• **WHAT TO WORK ON**:
Report back each line of the data that contains the word "quick".

• **THE DATA**:
•••••
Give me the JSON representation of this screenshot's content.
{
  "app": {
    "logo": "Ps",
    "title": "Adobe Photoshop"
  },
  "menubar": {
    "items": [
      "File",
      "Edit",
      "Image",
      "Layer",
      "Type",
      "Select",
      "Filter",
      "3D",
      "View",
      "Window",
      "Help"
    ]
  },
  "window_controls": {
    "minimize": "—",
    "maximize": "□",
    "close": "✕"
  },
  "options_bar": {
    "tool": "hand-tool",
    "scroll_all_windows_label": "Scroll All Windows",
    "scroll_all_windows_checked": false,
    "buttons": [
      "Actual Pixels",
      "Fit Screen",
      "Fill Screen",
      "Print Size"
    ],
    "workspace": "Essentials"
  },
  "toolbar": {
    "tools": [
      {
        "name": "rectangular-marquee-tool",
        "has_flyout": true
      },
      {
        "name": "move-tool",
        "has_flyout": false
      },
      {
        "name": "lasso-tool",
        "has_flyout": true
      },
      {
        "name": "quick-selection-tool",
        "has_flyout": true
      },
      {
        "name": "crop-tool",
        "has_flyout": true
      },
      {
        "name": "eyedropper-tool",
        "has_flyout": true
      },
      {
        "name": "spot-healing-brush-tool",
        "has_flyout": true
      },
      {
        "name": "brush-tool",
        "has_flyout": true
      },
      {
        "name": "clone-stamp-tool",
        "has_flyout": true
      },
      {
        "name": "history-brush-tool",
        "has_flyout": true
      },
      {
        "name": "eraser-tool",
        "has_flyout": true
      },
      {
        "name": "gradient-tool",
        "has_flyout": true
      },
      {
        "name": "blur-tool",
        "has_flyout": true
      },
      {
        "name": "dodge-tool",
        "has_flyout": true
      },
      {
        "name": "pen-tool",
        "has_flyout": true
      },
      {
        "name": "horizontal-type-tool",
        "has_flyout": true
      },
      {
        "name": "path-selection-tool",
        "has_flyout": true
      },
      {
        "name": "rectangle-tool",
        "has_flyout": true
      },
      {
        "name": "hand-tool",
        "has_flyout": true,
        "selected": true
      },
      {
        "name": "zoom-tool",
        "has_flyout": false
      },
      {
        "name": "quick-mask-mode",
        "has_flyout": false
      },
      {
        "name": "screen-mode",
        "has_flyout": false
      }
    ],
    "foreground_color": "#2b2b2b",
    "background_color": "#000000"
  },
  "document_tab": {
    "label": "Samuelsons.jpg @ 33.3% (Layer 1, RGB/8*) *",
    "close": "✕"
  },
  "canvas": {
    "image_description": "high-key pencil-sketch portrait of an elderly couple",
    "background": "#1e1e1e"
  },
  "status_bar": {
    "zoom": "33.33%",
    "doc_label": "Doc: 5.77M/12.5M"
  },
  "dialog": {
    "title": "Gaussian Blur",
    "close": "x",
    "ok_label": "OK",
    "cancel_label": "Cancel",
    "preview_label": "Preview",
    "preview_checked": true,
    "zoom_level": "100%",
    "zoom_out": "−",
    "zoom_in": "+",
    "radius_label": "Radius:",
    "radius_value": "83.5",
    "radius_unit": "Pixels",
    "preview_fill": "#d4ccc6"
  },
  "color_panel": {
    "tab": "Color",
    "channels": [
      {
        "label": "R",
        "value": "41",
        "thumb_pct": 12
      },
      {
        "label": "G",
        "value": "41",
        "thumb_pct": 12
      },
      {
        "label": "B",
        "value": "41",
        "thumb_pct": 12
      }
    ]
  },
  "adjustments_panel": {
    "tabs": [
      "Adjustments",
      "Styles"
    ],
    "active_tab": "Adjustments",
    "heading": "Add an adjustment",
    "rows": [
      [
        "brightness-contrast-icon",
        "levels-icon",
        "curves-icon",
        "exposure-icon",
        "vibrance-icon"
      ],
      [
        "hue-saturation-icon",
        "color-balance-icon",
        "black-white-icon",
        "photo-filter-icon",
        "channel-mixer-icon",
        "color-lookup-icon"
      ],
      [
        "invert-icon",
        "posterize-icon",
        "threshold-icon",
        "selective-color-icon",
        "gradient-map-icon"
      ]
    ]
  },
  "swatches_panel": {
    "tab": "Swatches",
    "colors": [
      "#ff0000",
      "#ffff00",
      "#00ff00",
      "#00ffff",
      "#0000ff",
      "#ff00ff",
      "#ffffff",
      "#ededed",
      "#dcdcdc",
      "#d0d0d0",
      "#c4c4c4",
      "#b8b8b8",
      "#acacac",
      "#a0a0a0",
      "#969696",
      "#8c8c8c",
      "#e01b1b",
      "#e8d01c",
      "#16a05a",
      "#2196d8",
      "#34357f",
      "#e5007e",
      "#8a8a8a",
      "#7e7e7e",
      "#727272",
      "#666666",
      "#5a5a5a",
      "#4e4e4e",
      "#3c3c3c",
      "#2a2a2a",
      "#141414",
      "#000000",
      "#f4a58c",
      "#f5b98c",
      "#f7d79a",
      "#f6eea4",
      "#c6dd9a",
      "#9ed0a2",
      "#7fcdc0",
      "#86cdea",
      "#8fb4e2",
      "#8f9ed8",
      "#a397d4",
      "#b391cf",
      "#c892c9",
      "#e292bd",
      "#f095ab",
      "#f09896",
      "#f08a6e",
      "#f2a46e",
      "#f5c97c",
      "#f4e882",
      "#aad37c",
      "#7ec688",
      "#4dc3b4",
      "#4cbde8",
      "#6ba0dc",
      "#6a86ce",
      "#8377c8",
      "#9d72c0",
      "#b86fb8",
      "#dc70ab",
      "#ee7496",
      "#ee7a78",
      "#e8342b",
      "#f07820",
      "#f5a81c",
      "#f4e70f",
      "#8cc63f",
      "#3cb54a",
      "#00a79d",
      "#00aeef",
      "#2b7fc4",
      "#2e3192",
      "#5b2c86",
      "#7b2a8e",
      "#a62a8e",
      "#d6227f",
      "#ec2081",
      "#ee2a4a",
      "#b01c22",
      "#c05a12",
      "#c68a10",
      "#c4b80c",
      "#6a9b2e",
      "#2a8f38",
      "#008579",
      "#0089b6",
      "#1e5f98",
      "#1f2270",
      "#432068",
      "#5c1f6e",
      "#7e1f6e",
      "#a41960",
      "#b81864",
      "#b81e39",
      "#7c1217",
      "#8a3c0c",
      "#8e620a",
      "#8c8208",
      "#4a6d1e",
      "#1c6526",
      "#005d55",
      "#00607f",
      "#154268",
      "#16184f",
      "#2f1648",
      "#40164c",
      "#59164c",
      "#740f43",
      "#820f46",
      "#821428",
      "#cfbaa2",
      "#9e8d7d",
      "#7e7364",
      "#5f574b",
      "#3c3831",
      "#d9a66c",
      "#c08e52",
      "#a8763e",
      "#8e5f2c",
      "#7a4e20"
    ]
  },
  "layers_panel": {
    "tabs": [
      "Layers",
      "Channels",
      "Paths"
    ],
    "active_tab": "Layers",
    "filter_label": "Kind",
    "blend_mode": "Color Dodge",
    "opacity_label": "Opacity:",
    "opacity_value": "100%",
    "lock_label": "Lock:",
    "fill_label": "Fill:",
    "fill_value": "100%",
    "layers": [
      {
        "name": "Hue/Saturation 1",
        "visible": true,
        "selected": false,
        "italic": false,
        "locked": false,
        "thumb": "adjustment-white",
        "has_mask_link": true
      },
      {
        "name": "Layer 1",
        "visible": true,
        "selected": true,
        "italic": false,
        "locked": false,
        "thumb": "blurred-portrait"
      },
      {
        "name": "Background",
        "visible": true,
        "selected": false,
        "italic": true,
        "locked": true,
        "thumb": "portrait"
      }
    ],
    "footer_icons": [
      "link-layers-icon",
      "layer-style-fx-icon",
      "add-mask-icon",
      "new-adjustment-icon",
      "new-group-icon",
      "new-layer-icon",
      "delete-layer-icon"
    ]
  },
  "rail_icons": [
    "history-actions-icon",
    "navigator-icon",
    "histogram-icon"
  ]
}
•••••
• **TASK OUTPUT**:
        "name": "quick-selection-tool",
        "name": "quick-mask-mode",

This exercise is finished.